LAST YEAR, WHEN the Berlin Wall fell and the word reunification was murmured in the halls of power, the American Jewish community held its breath. Nobody had to be reminded of what happened to European Jewry the last time Germany was one. Reluctant to risk sparking world ire by opposing reunification while television transmitted dramatic pictures of the decimated Berlin Wall, most American Jews were content to let the British, French, Poles and Soviets express concern on their own behalf. Not so Rabbi Marvin Hier. The 51-year-old dean and founder of The Simon Wiesenthal Center in Los Angeles quickly fired off a missive to West German Chancellor Helmut Kohl articulating his own fears, and those of the Jewish community.
"I must tell you I am not among those in the cheering section applauding the rush towards German reunification. . . . You are undoubtedly aware, Mr. Chancellor, the great fear that German reunification brings to the community of victims of Nazism. . . ."
Kohl responded, albeit coolly. "The vast majority of young people in Germany are fully aware of the inestimable value of a free democracy. . . . Relentless political measures to combat right-wing extremism will continue in a united Germany. . . ."
Hier wasted no time offering the exchange of letters to the New York Times, turning Kohl's response into a public statement of political policy, putting The Wiesenthal Center on the front page once again and, not incidentally, making Hier himself look like the leader of American Jewry.
Which he may well be. By concentrating on the Holocaust and hyping the threat of anti-Semitism, Hier has, in the span of 13 years, turned his brainchild, The Wiesenthal Center, into the fastest growing, highest-profile Jewish activist organization in the world today. He has certainly become America's most fearless public enemy of aging Nazis, youthful neo-Nazi skinheads and those Jewish soft-headed naifs who don't perceive anti-Semitism an as imminent danger.

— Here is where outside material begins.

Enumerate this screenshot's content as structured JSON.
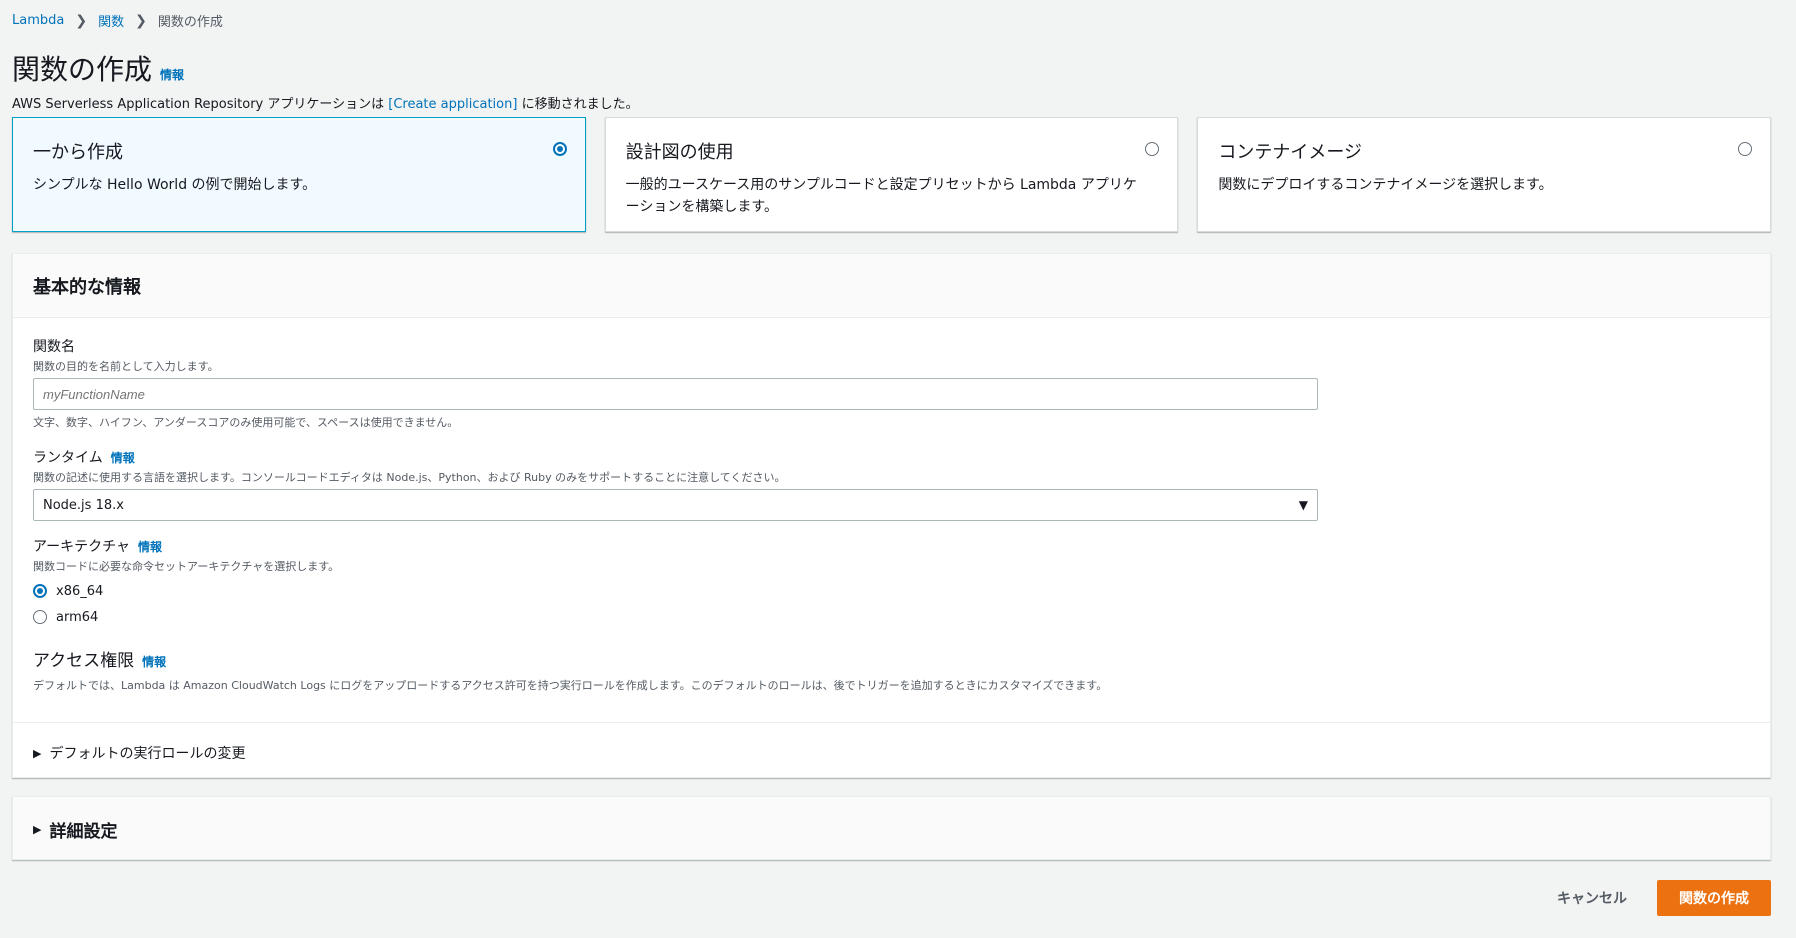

Through the center's offices in Toronto, Paris and Jerusalem, Hier keeps an endless vigil against anti-Semitism in world politics, international business and even rap lyrics: It was Hier's second-in-command, Rabbi Abraham Cooper, who last year condemned Professor Griff of the rap group Public Enemy for its pronounced anti-Semitism and gave its leader Chuck D. a much-publicized tour of the center's Holocaust Museum. This year, The Wiesenthal Center forced various European airlines, including Air France and British Air, to stop omitting Israel from the maps they had printed for their Middle East in-flight publications.
Even more celebrated is the center's pursuit of former Nazis. Last year, it was instrumental in the capture of former S.S. officer Josef Schwammberger in Argentina. Hier was credited with bringing world attention to Raoul Wallenberg, the Swedish diplomat who had selflessly rescued thousands of Hungarian Jews during World War II. Hier and his center were also key figures in last year's protest against the location of a Carmelite convent at Auschwitz.
Most recently, Hier's attentions have been focused on the increasing incidents of anti-Semitism in Eastern Europe; the center has people in various countries working to separate fact from rumor. After a trip to Poland a few weeks ago, Hier met with Czechoslovakian President Vaclav Havel to discuss Jewish concerns. Havel assured Hier that he considered the apparent resurrection of anti-Semitism "a plague and a scourge" and pledged to do what he could to quell it.
In the process of gaining such influence and prestige, Hier has stepped on more than a few toes. An Orthodox rabbi from New York's Lower East Side, he came to Los Angeles in 1977, by way of Vancouver, to build a yeshiva. What this city got instead was a world-renowned Jewish-defense agency. And, whether it likes it or not, Los Angeles also got Hier, a shrewd and canny operator who, in his subsequent pursuit of success and power, has managed to alienate many of the city's established Jewish organizations, including the Jewish Federation Council, the umbrella organization for the city's Jewish agencies, and the B'nai B'rith Anti-Defamation League.
Hier is an anomaly within the Los Angeles Jewish scene. He is Orthodox where most leaders are assimilated. He is confrontational where they are loath to publicly acknowledge discord; Hier will speak out against his own in the mainstream press while other Jewish leaders prefer to voice their differences only within the community. He is cantankerous and blunt where most are polished, street-wise and suspicious where many are reserved.
"We are very naively optimistic," says Hier of his fellow Jews. "We're always looking for the sunshine. Jews say they feel so secure in America. This is such a wonderful country--and it is. But they have lost all touch with reality. Things could change."